Japanese Communist Party Chair Shii Kazuo criticized the government's attitude toward the Yasukuni question on an Asahi Newstar TV's interview program aired on January 31. The following is the gist of his remarks:
Q: Foreign Minister Aso Taro said that a visit by the emperor to Yasukuni Shrine would be wonderful.
Shii: This is a very grave statement urging the emperor to visit Yasukuni Shrine. The emperor's visits have long been called for by pro-Yasukuni forces that completely accept and try to propagate Yasukuni Shrine's view of history and justification of Japan's war.
The Association to Honor the Spirit of War Dead in its publicity video shown at Yasukuni Shrine's war museum Yushukan states: "The spirit of the war dead will be quieted and the feelings of the bereaved families nationwide will be set at ease if the prime minister and all cabinet members, the chiefs of the three branches of government, and the emperor all visit Yasukuni Shrine."
This is a plan to develop the prime minister's solo Yasukuni visit into a joint event with all cabinet ministers attending, and even into a grand national event with the emperor participating. These steps will help promote Yasukuni Shrine's view of history justifying Japan's war of aggression to the point that it will be publicly recognized as a national outlook. Foreign Minister Aso's statement amplifies these ambitions of the pro-Yasukuni forces.

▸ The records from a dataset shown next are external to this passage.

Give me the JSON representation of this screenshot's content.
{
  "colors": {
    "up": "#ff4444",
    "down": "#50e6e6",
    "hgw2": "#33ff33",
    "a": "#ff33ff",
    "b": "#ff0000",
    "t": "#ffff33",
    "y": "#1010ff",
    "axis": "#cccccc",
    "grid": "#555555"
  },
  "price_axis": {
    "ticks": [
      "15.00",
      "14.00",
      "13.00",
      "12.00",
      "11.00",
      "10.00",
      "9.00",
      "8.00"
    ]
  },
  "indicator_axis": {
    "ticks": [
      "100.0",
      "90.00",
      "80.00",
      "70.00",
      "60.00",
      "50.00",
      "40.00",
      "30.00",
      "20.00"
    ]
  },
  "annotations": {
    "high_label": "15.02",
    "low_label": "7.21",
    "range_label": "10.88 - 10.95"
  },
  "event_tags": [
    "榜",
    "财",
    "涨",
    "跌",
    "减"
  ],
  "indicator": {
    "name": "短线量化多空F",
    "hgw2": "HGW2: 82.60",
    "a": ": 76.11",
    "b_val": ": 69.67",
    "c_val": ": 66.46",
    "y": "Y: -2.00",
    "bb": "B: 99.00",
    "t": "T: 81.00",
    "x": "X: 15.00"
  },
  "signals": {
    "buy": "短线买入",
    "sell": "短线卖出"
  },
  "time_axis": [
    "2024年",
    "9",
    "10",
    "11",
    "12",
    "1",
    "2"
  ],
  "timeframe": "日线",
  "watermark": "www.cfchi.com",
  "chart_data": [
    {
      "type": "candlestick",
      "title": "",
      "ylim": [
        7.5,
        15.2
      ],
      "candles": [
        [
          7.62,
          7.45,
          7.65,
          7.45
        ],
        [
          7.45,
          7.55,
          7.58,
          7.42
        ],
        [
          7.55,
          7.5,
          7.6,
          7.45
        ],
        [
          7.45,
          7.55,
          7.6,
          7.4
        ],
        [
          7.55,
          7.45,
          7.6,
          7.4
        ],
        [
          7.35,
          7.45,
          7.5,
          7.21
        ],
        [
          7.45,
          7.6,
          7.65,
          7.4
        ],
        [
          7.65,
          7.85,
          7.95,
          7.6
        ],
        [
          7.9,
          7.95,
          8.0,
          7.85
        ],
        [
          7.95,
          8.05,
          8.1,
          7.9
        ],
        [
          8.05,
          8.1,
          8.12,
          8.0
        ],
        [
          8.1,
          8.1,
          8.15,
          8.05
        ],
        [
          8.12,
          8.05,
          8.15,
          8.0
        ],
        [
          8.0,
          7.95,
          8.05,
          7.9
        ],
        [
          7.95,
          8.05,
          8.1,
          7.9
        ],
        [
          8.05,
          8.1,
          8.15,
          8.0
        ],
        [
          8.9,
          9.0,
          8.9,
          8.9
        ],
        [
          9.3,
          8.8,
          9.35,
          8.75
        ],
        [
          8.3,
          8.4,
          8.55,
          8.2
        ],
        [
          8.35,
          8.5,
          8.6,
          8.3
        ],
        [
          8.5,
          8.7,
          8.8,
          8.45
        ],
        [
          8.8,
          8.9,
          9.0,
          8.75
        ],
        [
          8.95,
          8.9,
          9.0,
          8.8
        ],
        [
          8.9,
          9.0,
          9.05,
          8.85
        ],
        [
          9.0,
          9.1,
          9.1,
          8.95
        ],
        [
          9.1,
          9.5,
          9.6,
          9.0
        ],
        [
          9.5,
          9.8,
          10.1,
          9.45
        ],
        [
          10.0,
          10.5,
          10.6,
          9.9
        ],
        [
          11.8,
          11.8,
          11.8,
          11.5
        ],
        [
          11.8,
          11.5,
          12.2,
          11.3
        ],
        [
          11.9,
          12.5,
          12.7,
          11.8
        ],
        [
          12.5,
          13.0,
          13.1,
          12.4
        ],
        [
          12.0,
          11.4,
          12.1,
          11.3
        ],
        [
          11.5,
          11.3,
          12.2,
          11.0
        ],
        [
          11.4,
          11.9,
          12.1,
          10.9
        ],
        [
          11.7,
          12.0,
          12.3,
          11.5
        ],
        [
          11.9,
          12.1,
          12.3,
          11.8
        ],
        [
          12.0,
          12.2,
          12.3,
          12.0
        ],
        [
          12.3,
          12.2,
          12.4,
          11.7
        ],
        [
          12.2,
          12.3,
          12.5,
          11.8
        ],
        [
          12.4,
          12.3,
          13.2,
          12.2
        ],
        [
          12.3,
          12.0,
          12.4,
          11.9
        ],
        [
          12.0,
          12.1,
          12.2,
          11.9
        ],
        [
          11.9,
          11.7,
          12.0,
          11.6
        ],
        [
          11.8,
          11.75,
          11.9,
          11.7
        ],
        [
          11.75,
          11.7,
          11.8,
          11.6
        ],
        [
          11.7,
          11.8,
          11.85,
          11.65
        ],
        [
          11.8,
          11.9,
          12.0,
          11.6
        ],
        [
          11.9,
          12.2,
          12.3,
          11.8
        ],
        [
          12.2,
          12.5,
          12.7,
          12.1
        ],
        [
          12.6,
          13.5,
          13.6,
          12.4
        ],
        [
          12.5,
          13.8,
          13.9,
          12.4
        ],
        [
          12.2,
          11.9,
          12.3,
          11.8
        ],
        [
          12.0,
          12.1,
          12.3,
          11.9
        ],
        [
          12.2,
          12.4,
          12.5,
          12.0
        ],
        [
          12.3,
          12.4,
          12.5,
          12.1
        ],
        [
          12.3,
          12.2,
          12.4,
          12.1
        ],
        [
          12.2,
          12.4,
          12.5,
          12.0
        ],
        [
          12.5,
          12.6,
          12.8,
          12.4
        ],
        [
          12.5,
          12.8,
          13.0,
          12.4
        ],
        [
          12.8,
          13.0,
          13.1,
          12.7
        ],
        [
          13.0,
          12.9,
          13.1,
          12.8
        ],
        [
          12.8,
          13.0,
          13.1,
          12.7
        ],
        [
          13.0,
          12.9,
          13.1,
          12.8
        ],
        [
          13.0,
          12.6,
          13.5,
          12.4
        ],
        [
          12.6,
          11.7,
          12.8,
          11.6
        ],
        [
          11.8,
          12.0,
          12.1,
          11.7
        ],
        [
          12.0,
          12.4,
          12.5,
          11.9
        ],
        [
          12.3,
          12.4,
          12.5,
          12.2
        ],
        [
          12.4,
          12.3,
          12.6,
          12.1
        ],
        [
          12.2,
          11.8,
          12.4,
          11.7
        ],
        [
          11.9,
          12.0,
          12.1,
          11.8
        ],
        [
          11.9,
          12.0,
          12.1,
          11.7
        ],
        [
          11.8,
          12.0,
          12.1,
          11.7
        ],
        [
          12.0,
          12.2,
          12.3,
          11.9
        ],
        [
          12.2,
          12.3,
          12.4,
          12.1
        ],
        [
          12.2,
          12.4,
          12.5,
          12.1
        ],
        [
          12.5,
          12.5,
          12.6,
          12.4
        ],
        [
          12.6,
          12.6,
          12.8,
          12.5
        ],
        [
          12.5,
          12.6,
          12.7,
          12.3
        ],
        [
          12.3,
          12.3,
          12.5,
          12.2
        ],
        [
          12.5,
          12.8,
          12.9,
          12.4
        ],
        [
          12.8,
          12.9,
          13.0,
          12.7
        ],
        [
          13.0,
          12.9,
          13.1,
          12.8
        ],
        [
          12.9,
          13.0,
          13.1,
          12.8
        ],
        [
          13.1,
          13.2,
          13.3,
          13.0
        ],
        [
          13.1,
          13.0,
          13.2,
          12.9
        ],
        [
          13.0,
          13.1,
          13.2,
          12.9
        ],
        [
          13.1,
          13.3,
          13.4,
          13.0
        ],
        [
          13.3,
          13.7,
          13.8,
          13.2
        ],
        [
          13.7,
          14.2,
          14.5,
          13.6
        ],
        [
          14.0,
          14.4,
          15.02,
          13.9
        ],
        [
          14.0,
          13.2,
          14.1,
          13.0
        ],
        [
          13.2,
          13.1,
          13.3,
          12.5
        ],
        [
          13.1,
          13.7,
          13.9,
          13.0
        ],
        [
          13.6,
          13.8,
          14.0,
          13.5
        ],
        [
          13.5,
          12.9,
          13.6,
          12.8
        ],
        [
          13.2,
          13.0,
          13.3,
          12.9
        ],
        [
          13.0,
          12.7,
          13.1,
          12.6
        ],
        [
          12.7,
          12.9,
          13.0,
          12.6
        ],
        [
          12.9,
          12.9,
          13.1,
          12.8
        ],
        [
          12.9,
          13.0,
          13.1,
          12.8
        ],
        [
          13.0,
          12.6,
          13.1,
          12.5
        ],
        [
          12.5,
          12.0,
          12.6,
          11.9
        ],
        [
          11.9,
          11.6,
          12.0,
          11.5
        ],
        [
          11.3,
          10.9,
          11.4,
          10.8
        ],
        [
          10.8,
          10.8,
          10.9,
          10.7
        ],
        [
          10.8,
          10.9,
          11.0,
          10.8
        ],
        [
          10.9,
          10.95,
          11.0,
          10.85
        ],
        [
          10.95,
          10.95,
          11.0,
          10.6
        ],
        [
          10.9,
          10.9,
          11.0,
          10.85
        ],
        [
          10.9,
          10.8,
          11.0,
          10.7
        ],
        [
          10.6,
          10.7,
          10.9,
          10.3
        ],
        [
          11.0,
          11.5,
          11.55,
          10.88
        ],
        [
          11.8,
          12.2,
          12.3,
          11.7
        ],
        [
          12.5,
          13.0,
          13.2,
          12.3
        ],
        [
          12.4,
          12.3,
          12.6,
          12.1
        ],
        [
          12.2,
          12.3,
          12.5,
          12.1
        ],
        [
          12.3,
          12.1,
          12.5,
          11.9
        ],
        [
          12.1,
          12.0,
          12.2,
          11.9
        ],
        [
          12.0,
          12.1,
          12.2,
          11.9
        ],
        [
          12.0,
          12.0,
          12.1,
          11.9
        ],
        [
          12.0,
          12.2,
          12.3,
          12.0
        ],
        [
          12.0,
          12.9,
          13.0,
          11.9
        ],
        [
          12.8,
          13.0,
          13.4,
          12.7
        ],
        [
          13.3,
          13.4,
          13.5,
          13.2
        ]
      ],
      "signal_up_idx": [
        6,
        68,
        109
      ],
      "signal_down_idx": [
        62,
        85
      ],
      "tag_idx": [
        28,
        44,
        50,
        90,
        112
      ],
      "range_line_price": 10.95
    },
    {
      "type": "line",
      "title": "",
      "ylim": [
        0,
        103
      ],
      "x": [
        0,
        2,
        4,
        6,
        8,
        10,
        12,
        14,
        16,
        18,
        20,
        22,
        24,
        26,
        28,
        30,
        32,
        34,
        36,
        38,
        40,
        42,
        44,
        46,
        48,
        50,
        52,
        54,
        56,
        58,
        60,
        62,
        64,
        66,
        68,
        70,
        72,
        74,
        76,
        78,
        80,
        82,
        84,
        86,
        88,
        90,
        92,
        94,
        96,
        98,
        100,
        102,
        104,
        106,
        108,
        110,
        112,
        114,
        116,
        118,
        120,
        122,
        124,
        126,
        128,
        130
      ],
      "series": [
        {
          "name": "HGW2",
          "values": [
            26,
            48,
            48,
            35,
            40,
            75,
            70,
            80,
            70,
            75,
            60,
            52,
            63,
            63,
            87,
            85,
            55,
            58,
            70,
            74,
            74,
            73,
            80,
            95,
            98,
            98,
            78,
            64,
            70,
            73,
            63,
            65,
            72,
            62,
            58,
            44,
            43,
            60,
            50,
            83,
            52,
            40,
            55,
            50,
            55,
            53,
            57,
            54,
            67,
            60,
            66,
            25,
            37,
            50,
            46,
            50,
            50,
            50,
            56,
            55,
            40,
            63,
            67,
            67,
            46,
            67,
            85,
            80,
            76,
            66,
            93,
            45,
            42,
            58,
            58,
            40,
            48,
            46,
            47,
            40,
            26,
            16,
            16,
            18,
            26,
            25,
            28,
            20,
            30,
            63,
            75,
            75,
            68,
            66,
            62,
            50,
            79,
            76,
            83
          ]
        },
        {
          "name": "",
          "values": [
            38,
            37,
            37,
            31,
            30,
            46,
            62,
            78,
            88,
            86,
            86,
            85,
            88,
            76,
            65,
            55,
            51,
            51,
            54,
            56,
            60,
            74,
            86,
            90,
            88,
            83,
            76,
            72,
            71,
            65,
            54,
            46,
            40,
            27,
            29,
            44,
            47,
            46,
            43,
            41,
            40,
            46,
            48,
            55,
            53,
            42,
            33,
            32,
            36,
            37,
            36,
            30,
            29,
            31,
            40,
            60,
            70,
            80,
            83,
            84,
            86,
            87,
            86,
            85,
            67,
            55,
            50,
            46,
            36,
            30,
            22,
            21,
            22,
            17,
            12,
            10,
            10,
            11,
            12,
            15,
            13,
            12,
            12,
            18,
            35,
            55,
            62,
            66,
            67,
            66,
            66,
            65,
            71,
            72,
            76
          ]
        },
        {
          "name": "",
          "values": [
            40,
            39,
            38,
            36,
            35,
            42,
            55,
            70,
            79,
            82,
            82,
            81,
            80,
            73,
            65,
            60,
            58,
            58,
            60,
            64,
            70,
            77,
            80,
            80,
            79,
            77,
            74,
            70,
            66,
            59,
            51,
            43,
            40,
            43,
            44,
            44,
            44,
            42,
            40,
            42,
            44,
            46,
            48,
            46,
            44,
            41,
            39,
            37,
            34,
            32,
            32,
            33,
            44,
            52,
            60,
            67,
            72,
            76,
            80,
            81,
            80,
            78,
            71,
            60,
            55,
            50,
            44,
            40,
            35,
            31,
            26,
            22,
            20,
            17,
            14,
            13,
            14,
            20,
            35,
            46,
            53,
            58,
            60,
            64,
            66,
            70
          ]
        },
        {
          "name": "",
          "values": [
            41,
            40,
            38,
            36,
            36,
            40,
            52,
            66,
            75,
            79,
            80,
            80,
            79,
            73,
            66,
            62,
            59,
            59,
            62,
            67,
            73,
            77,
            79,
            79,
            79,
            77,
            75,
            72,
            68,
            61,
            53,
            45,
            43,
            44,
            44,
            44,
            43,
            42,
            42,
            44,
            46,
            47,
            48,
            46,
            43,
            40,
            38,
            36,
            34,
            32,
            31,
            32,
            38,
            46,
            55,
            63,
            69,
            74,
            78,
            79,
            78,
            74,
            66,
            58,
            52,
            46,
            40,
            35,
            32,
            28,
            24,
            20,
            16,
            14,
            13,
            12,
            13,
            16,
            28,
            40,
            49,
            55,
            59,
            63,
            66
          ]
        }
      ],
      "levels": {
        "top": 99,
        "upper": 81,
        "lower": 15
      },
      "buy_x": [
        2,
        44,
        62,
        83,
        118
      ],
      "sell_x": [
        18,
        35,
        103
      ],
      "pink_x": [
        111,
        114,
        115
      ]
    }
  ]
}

Q: Recently, concerns have been expressed even by some U.S. Bush administration officials.
Shii: I used my interpellation time on behalf of the JCP in the U.S. House of Representatives on January 24, and I cited President Bush's remarks and the House of Representatives International Relations committee chair Henry Hyde's letter to ask the prime minister to comment on their criticisms of his Yasukuni visits. The prime minister said, "I know there are different opinions in the United States. But I have never been told by President Bush to stop visiting Yasukuni Shrine. I think he understands my visits."
Mainichi of January 30 carried a feature article entitled "U.S. pays close attention to 'Yushukan,'" giving an in-depth analysis of the Yasukuni question. Former U.S. Ambassador to Japan Howard Baker, former U.S. Assistant Secretary of State James Kelly for East Asia Affairs, and Paul Giarra, former Japan Desk chief of the U.S. Department of Defense, declared the issue of the war museum as unacceptable. Prime Minister Koizumi insists that criticism comes only from China and South Korea. This remark of his has aroused strong criticism. But the problem does not stop there. The issue has developed into one concerning the United States and the world as a whole.
- Akahata, February 2, 2006